We can all get caught up in our own busy lives. Imagine a City has reminded me how important it is to take a step back. It’s been an opportunity to reflect on some of Toronto’s challenges. I read posts from my fellow bloggers and think, in a broad way, about the kind of city United Way is partnering with others to create. It’s been (and continues to be) so valuable to me. I hope it’s been valuable to you too and you’ll keep engaging with us on the blog.
Three years ago, I got to be a mentor to a young woman taking part in United Way’s CITY Leaders program. She was ambitious, hard working, and just starting to build her career in social services. She called me the other day to tell me about her new job at a community agency and I was so excited to hear about her work and the progress she’s made. Continue reading

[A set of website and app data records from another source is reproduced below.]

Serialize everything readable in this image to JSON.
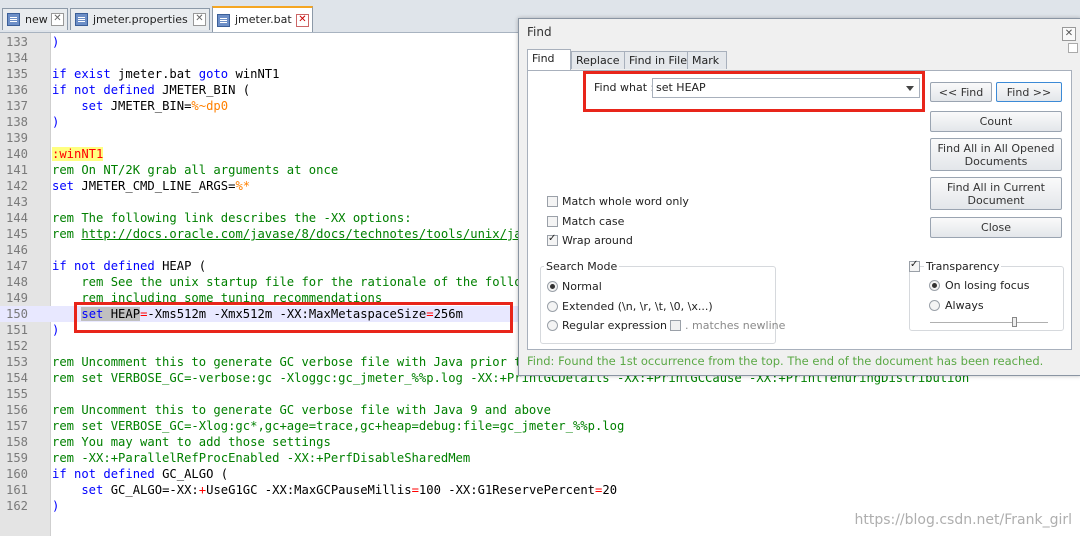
{
  "tabs": [
    {
      "label": "new 1"
    },
    {
      "label": "jmeter.properties"
    },
    {
      "label": "jmeter.bat",
      "active": true
    }
  ],
  "lines": [
    {
      "n": "133",
      "segs": [
        {
          "t": ")",
          "c": "kw"
        }
      ]
    },
    {
      "n": "134",
      "segs": []
    },
    {
      "n": "135",
      "segs": [
        {
          "t": "if exist ",
          "c": "kw"
        },
        {
          "t": "jmeter.bat ",
          "c": "plain"
        },
        {
          "t": "goto ",
          "c": "kw"
        },
        {
          "t": "winNT1",
          "c": "plain"
        }
      ]
    },
    {
      "n": "136",
      "segs": [
        {
          "t": "if not defined ",
          "c": "kw"
        },
        {
          "t": "JMETER_BIN (",
          "c": "plain"
        }
      ]
    },
    {
      "n": "137",
      "segs": [
        {
          "t": "    set ",
          "c": "kw"
        },
        {
          "t": "JMETER_BIN=",
          "c": "plain"
        },
        {
          "t": "%~dp0",
          "c": "var"
        }
      ]
    },
    {
      "n": "138",
      "segs": [
        {
          "t": ")",
          "c": "kw"
        }
      ]
    },
    {
      "n": "139",
      "segs": []
    },
    {
      "n": "140",
      "segs": [
        {
          "t": ":winNT1",
          "c": "lbl"
        }
      ]
    },
    {
      "n": "141",
      "segs": [
        {
          "t": "rem On NT/2K grab all arguments at once",
          "c": "cm"
        }
      ]
    },
    {
      "n": "142",
      "segs": [
        {
          "t": "set ",
          "c": "kw"
        },
        {
          "t": "JMETER_CMD_LINE_ARGS=",
          "c": "plain"
        },
        {
          "t": "%*",
          "c": "var"
        }
      ]
    },
    {
      "n": "143",
      "segs": []
    },
    {
      "n": "144",
      "segs": [
        {
          "t": "rem The following link describes the -XX options:",
          "c": "cm"
        }
      ]
    },
    {
      "n": "145",
      "segs": [
        {
          "t": "rem ",
          "c": "cm"
        },
        {
          "t": "http://docs.oracle.com/javase/8/docs/technotes/tools/unix/java.html",
          "c": "url"
        }
      ]
    },
    {
      "n": "146",
      "segs": []
    },
    {
      "n": "147",
      "segs": [
        {
          "t": "if not defined ",
          "c": "kw"
        },
        {
          "t": "HEAP (",
          "c": "plain"
        }
      ]
    },
    {
      "n": "148",
      "segs": [
        {
          "t": "    rem See the unix startup file for the rationale of the following parameters,",
          "c": "cm"
        }
      ]
    },
    {
      "n": "149",
      "segs": [
        {
          "t": "    rem including some tuning recommendations",
          "c": "cm"
        }
      ]
    },
    {
      "n": "150",
      "current": true,
      "segs": [
        {
          "t": "    ",
          "c": "plain"
        },
        {
          "t": "set HEAP",
          "c": "sel",
          "sub": [
            {
              "t": "set ",
              "c": "kw"
            },
            {
              "t": "HEAP",
              "c": "plain"
            }
          ]
        },
        {
          "t": "=",
          "c": "op"
        },
        {
          "t": "-Xms512m -Xmx512m -XX:MaxMetaspaceSize",
          "c": "plain"
        },
        {
          "t": "=",
          "c": "op"
        },
        {
          "t": "256m",
          "c": "plain"
        }
      ]
    },
    {
      "n": "151",
      "segs": [
        {
          "t": ")",
          "c": "kw"
        }
      ]
    },
    {
      "n": "152",
      "segs": []
    },
    {
      "n": "153",
      "segs": [
        {
          "t": "rem Uncomment this to generate GC verbose file with Java prior to 9",
          "c": "cm"
        }
      ]
    },
    {
      "n": "154",
      "segs": [
        {
          "t": "rem set VERBOSE_GC=-verbose:gc -Xloggc:gc_jmeter_%%p.log -XX:+PrintGCDetails -XX:+PrintGCCause -XX:+PrintTenuringDistribution",
          "c": "cm"
        }
      ]
    },
    {
      "n": "155",
      "segs": []
    },
    {
      "n": "156",
      "segs": [
        {
          "t": "rem Uncomment this to generate GC verbose file with Java 9 and above",
          "c": "cm"
        }
      ]
    },
    {
      "n": "157",
      "segs": [
        {
          "t": "rem set VERBOSE_GC=-Xlog:gc*,gc+age=trace,gc+heap=debug:file=gc_jmeter_%%p.log",
          "c": "cm"
        }
      ]
    },
    {
      "n": "158",
      "segs": [
        {
          "t": "rem You may want to add those settings",
          "c": "cm"
        }
      ]
    },
    {
      "n": "159",
      "segs": [
        {
          "t": "rem -XX:+ParallelRefProcEnabled -XX:+PerfDisableSharedMem",
          "c": "cm"
        }
      ]
    },
    {
      "n": "160",
      "segs": [
        {
          "t": "if not defined ",
          "c": "kw"
        },
        {
          "t": "GC_ALGO (",
          "c": "plain"
        }
      ]
    },
    {
      "n": "161",
      "segs": [
        {
          "t": "    set ",
          "c": "kw"
        },
        {
          "t": "GC_ALGO=",
          "c": "plain"
        },
        {
          "t": "-XX:",
          "c": "plain"
        },
        {
          "t": "+",
          "c": "op"
        },
        {
          "t": "UseG1GC -XX:MaxGCPauseMillis",
          "c": "plain"
        },
        {
          "t": "=",
          "c": "op"
        },
        {
          "t": "100 -XX:G1ReservePercent",
          "c": "plain"
        },
        {
          "t": "=",
          "c": "op"
        },
        {
          "t": "20",
          "c": "plain"
        }
      ]
    },
    {
      "n": "162",
      "segs": [
        {
          "t": ")",
          "c": "kw"
        }
      ]
    }
  ],
  "find_dialog": {
    "title": "Find",
    "tabs": [
      "Find",
      "Replace",
      "Find in Files",
      "Mark"
    ],
    "find_what_label": "Find what :",
    "find_what_value": "set HEAP",
    "buttons": {
      "prev": "<< Find",
      "next": "Find >>",
      "count": "Count",
      "find_all_opened": "Find All in All Opened Documents",
      "find_all_current": "Find All in Current Document",
      "close": "Close"
    },
    "options": {
      "match_whole_word": "Match whole word only",
      "match_case": "Match case",
      "wrap_around": "Wrap around"
    },
    "search_mode": {
      "title": "Search Mode",
      "normal": "Normal",
      "extended": "Extended (\\n, \\r, \\t, \\0, \\x...)",
      "regex": "Regular expression",
      "matches_newline": ". matches newline"
    },
    "transparency": {
      "title": "Transparency",
      "on_losing_focus": "On losing focus",
      "always": "Always"
    },
    "status": "Find: Found the 1st occurrence from the top. The end of the document has been reached."
  },
  "watermark": "https://blog.csdn.net/Frank_girl"
}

Every time I go to the Out of This World Café, I get more than a good cup of coffee, Continue reading
It’s been almost a month since we started this conversation. I’m excited about what you’ve shared so far and looking forward to more discussion and more comments. Reading your thoughts on Toronto’s challenges motivates me. To work harder. To think more deeply about United Way’s work in our community.
Saleem and Orville spotlighted the importance of youth services and the need to do more. Mario and Kadeem told us firsthand what having someone to talk to, who believes in you, can mean for a young person. And many of you have asked big, difficult questions.
That’s a good question.
Toronto’s downtown neighbourhoods have had programs like YouthReach — and other types of social services and programs — for many years. But as we’ve seen in our research, the inner-suburbs haven’t kept up.
To address this challenge, we started talking to our member agencies. Many opened satellite offices and hired mobile workers to expand their reach into areas like Scarborough and North York.
We also worked with the Government of Ontario to create the Youth Challenge Fund (YCF), which supported youth-led initiatives and encouraged leadership and engagement in all thirteen priority neighbourhoods. Initiatives like Hammer Heads, which trains young people in the construction trade and works to connect them to jobs. And programs like Success Beyond Limits, which provides academic support to students who experience challenges in the classroom.
Over the last few years, I’ve visited many YCF initiatives like these. I met vibrant, smart young people who, despite numerous challenges, are lifting themselves up. These young people, like Mario and Kadeem, give me hope.
So the short answer to Mario’s question is we’re working on it. We’ve made progress, but these things take time. We have a long way to go. And as I’ve said before, we can’t do it alone. We need help from people across our city to make change happen.
As we continue in these efforts to change social conditions, conversations like this one about how we can move forward together remain vital. So I encourage you to write in. Tell us what’s on your mind. If you’ve thought about adding to this dialogue, go for it. Do you agree with what’s been said? Do you have a vision for Toronto that you want to share? We value every idea, thought and question.
Whatever your contribution, thank you for being engaged.
I got my first job working at McDonald’s when I was a teenager. I remember an odd combination of feelings on my first day — nervousness, excitement and pride all mixed together. That job taught me basic lessons that have served me well throughout my career. Show up on time. Provide good customer service. Work well with others.
This summer, I spoke to dozens of youth about the challenges faced by young people in Toronto today. Continue reading
Each day, United Way works with individuals and organizations across Toronto to build a better city for us all. It’s something we’re deeply committed to and passionate about. But even as we work it’s good to take a step back and reflect from time to time — to think about the kind of city we’re working to create.